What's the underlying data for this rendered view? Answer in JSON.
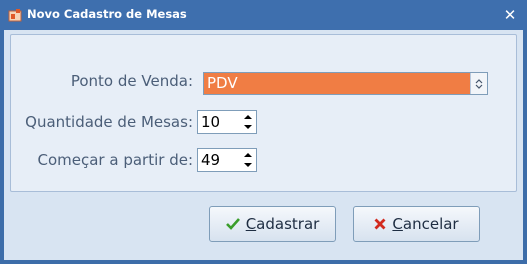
{
  "window": {
    "title": "Novo Cadastro de Mesas",
    "close_glyph": "✕"
  },
  "form": {
    "ponto_label": "Ponto de Venda:",
    "ponto_value": "PDV",
    "quantidade_label": "Quantidade de Mesas:",
    "quantidade_value": "10",
    "comecar_label": "Começar a partir de:",
    "comecar_value": "49"
  },
  "buttons": {
    "cadastrar_mnemonic": "C",
    "cadastrar_rest": "adastrar",
    "cancelar_mnemonic": "C",
    "cancelar_rest": "ancelar"
  },
  "colors": {
    "title_bar": "#3e6fae",
    "combo_selected": "#f07d44",
    "check_icon": "#3a9d2b",
    "cancel_icon": "#d22a1e"
  },
  "icons": {
    "app": "app-icon",
    "close": "close-icon",
    "combo": "updown-chevron-icon",
    "check": "check-icon",
    "cancel": "x-mark-icon"
  }
}
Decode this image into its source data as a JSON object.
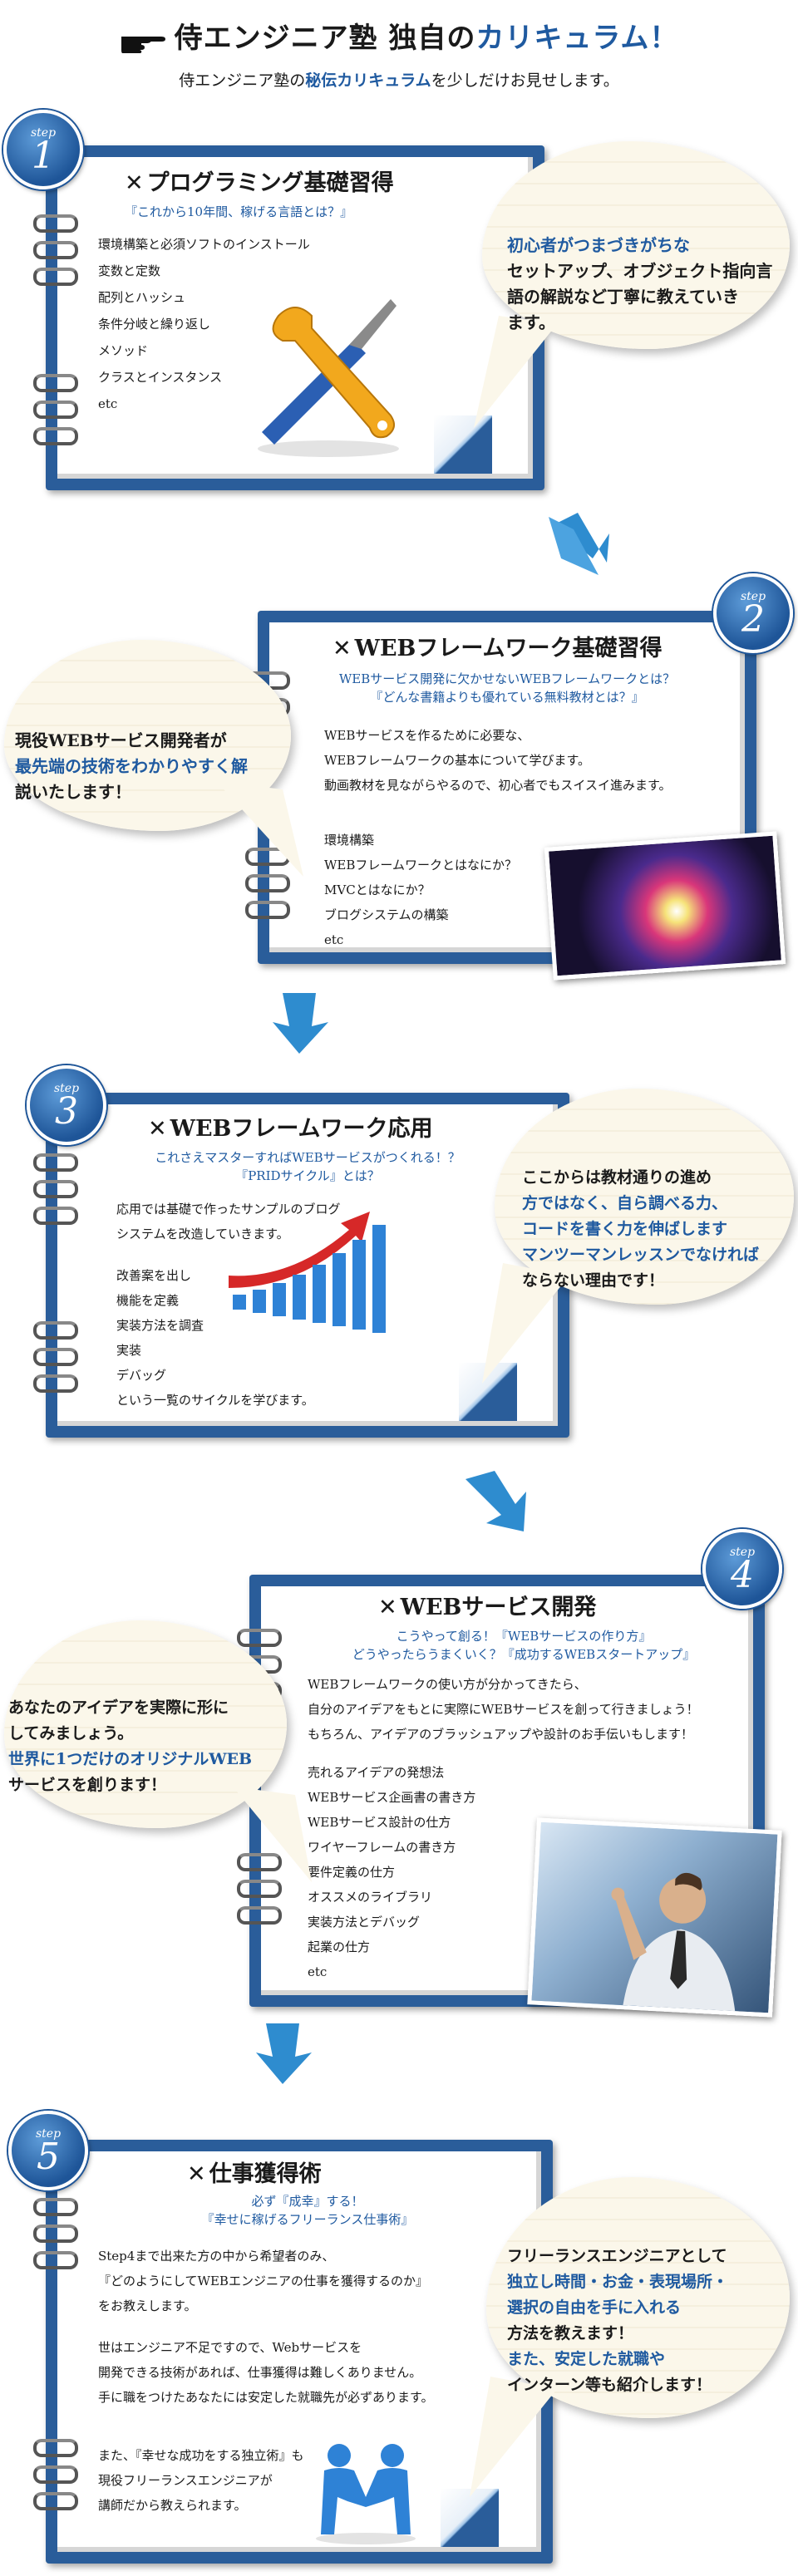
{
  "header": {
    "title_main": "侍エンジニア塾 独自の",
    "title_accent": "カリキュラム！",
    "subtitle_pre": "侍エンジニア塾の",
    "subtitle_accent": "秘伝カリキュラム",
    "subtitle_post": "を少しだけお見せします。"
  },
  "steps": [
    {
      "badge_word": "step",
      "badge_num": "1",
      "title": "プログラミング基礎習得",
      "lead": [
        "『これから10年間、稼げる言語とは？』"
      ],
      "items": [
        "環境構築と必須ソフトのインストール",
        "変数と定数",
        "配列とハッシュ",
        "条件分岐と繰り返し",
        "メソッド",
        "クラスとインスタンス",
        "etc"
      ],
      "bubble": [
        "初心者がつまづきがちな",
        "セットアップ、オブジェクト指向言",
        "語の解説など丁寧に教えていき",
        "ます。"
      ],
      "image": "tools-illustration"
    },
    {
      "badge_word": "step",
      "badge_num": "2",
      "title": "WEBフレームワーク基礎習得",
      "lead": [
        "WEBサービス開発に欠かせないWEBフレームワークとは？",
        "『どんな書籍よりも優れている無料教材とは？』"
      ],
      "para": [
        "WEBサービスを作るために必要な、",
        "WEBフレームワークの基本について学びます。",
        "動画教材を見ながらやるので、初心者でもスイスイ進みます。"
      ],
      "items": [
        "環境構築",
        "WEBフレームワークとはなにか？",
        "MVCとはなにか？",
        "ブログシステムの構築",
        "etc"
      ],
      "bubble": [
        "現役WEBサービス開発者が",
        "最先端の技術をわかりやすく解",
        "説いたします！"
      ],
      "image": "tech-light-image"
    },
    {
      "badge_word": "step",
      "badge_num": "3",
      "title": "WEBフレームワーク応用",
      "lead": [
        "これさえマスターすればWEBサービスがつくれる！？",
        "『PRIDサイクル』とは？"
      ],
      "para": [
        "応用では基礎で作ったサンプルのブログ",
        "システムを改造していきます。"
      ],
      "items": [
        "改善案を出し",
        "機能を定義",
        "実装方法を調査",
        "実装",
        "デバッグ",
        "という一覧のサイクルを学びます。"
      ],
      "bubble": [
        "ここからは教材通りの進め",
        "方ではなく、自ら調べる力、",
        "コードを書く力を伸ばします",
        "マンツーマンレッスンでなければ",
        "ならない理由です！"
      ],
      "image": "growth-chart"
    },
    {
      "badge_word": "step",
      "badge_num": "4",
      "title": "WEBサービス開発",
      "lead": [
        "こうやって創る！『WEBサービスの作り方』",
        "どうやったらうまくいく？『成功するWEBスタートアップ』"
      ],
      "para": [
        "WEBフレームワークの使い方が分かってきたら、",
        "自分のアイデアをもとに実際にWEBサービスを創って行きましょう！",
        "もちろん、アイデアのブラッシュアップや設計のお手伝いもします！"
      ],
      "items": [
        "売れるアイデアの発想法",
        "WEBサービス企画書の書き方",
        "WEBサービス設計の仕方",
        "ワイヤーフレームの書き方",
        "要件定義の仕方",
        "オススメのライブラリ",
        "実装方法とデバッグ",
        "起業の仕方",
        "etc"
      ],
      "bubble": [
        "あなたのアイデアを実際に形に",
        "してみましょう。",
        "世界に1つだけのオリジナルWEB",
        "サービスを創ります！"
      ],
      "image": "business-man-touch"
    },
    {
      "badge_word": "step",
      "badge_num": "5",
      "title": "仕事獲得術",
      "lead": [
        "必ず『成幸』する！",
        "『幸せに稼げるフリーランス仕事術』"
      ],
      "para": [
        "Step4まで出来た方の中から希望者のみ、",
        "『どのようにしてWEBエンジニアの仕事を獲得するのか』",
        "をお教えします。"
      ],
      "para2": [
        "世はエンジニア不足ですので、Webサービスを",
        "開発できる技術があれば、仕事獲得は難しくありません。",
        "手に職をつけたあなたには安定した就職先が必ずあります。"
      ],
      "para3": [
        "また、『幸せな成功をする独立術』も",
        "現役フリーランスエンジニアが",
        "講師だから教えられます。"
      ],
      "bubble": [
        "フリーランスエンジニアとして",
        "独立し時間・お金・表現場所・",
        "選択の自由を手に入れる",
        "方法を教えます！",
        "また、安定した就職や",
        "インターン等も紹介します！"
      ],
      "image": "handshake-figures"
    }
  ],
  "colors": {
    "accent": "#1f5aa0",
    "notebook": "#2a5d9a",
    "arrow": "#2e8ccf"
  }
}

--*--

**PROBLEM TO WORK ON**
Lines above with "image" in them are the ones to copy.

**RESPONSE AREA**
Decode this image into its source data as a JSON object.
      "image": "tools-illustration"
      "image": "tech-light-image"
      "image": "growth-chart"
      "image": "business-man-touch"
      "image": "handshake-figures"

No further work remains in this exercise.